TKP Persuade Inspector over Major Green Belt Development and Gain Full Award of Costs

January 16, 2014 12:44 pm Published by

Working in conjunction with leading Counsel, Jeremy Cahill QC of No.5 Chambers, Tetlow King Planning (TKP) was able to persuade senior Planning Inspector, Jessica Graham, to recommend approval of 200 houses and a 150 berth canal marina in the Green Belt to the Secretary of State, following a three day public inquiry held in July 2013.  Unfortunately the Inspector’s recommendation was not ultimately accepted by the Secretary of State, who chose to dismiss the appeal, albeit still granting a full award of costs to the Appellant, the Ronald Wilson Trust.

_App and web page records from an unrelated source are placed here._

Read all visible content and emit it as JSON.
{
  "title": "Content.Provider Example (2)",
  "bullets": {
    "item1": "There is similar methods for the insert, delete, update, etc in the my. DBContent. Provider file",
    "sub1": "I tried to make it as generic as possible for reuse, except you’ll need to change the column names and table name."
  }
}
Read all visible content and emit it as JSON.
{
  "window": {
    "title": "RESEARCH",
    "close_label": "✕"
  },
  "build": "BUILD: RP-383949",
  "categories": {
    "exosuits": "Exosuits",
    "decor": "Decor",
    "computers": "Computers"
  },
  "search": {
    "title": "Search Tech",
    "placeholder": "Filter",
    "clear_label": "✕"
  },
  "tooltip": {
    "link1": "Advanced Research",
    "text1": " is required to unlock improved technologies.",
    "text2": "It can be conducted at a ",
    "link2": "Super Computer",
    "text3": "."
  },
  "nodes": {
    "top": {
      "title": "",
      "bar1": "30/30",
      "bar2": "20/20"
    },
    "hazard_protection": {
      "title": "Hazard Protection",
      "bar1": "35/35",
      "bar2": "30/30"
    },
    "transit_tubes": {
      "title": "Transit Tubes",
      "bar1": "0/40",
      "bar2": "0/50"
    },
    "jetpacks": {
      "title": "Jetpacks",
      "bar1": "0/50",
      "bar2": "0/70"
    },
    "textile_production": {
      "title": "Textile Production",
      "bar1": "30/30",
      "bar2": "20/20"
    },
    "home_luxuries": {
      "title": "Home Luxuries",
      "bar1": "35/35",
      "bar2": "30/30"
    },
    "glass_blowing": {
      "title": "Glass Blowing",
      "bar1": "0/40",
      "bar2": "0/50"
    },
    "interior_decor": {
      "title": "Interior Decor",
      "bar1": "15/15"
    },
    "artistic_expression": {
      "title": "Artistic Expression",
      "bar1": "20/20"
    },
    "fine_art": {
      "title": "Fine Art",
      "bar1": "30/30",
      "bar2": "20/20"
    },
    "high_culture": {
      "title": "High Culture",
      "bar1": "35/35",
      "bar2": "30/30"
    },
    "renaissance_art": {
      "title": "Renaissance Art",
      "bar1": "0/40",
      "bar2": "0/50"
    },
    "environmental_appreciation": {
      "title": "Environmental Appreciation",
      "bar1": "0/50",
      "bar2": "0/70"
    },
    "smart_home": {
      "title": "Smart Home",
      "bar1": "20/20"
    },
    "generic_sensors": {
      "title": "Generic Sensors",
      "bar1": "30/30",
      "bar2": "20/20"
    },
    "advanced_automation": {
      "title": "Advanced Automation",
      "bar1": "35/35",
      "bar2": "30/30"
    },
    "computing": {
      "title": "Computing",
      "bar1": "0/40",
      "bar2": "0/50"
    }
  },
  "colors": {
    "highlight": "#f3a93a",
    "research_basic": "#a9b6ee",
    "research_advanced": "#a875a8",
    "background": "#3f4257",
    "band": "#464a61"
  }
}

The appeal related to a large 29 hectare site in the Green Belt on the edge of Bedworth, formerly the Hawkesbury Golf Course.  The site sits adjacent to the Coventry Canal at Hawkesbury Junction. The original proposal included up to 200 dwellings, a 150 berth Canal Marina, allotments, community building and public open space.

After detailed discussions over many months, the planning officers of Nuneaton and Bedworth Borough Council recommended approval of the application.  Members initially supported officer’s recommendations and resolved to approve the application at Planning Committee; however it was subsequently called back to committee after a procedural error within the Council meant that local residents had not been notified that the scheme was to be discussed.  At the second meeting the scheme was unanimously refused for the sole reason of impact upon the highway network.  An appeal was made and at the same time a revised application submitted, reducing the number of dwellings to a maximum of 169. This second application was again recommended for approval but refused by members. This was also appealed and both proposals were considered at the same inquiry.

At the inquiry  a compelling case was made setting out the very special circumstances for this large scale development within the Green Belt.  These included that the Council’s development plan was not up to date and relevant; and that it was agreed that the Council could not demonstrate the necessary five year housing land supply required by the National Planning Policy Framework (March 2012).  Jonathan Adams, Director at TKP, provided the expert planning evidence  at the public inquiry to justify this major development within the Green Belt.  He was assisted by highway consultants, Entran,who provided evidence  that there was no justification for the highways reason for refusal.

The Inspector concluded:

“On balance, the benefits of both proposals would in each case clearly outweigh the harm. This would result, in both cases, in the ‘very special circumstances’ necessary to justify granting planning permission for development in the Green Belt. As I consequence, I consider that both appeals should be allowed.”

In considering the Inspector’s Report, the Secretary of State took a different view.  He agreed with the majority of the Inspector’s conclusions, however placed less weight upon the benefits provided by way of the new open space, foot and cycle paths, allotments and community building.  The Secretary of State  ultimately concluded:

“Green Belt considerations apart, the Secretary of State sees considerable merit in both the appeal proposals. Whilst he considers that the decisions on both appeal proposals are very finely balanced, he considers that in both cases the benefits do not clearly outweigh the harm to the Green Belt”.

Despite the negative decision on the two planning appeals, TKP was successful in obtaining a full award of costs for the Appellant due to the unreasonable behaviour of the Council in failing to produce evidence to support its reason for refusal.

Jonathan Adams, Director at TKP, who coordinated the applications and appeals, briefed Counsel and gave evidence to the Inquiry, stated:

“It is satisfying to have persuaded senior Inspector Jessica Graham that the benefits of the proposal outweighed the harm to developing in the Green Belt and that on balance very special circumstances justified the approval of both appeals. It was however very disappointing that politics prevailed and that the Secretary of State did not accept his Inspector’s recommendations to approve both proposals in the Green Belt. I am very pleased that after all our efforts to address Members’ concerns over the impact of the schemes on the highway network, that the Secretary of State agreed with the Inspector and awarded a full award of the substantial costs for both appeal proceedings against the Council. It is highly unusual for the Secretary of State to award full costs against a Council on schemes that he refused. Overall, the Secretary of State’s positive comments gives us confidence that housing will be accepted during the emerging Local Plan process.”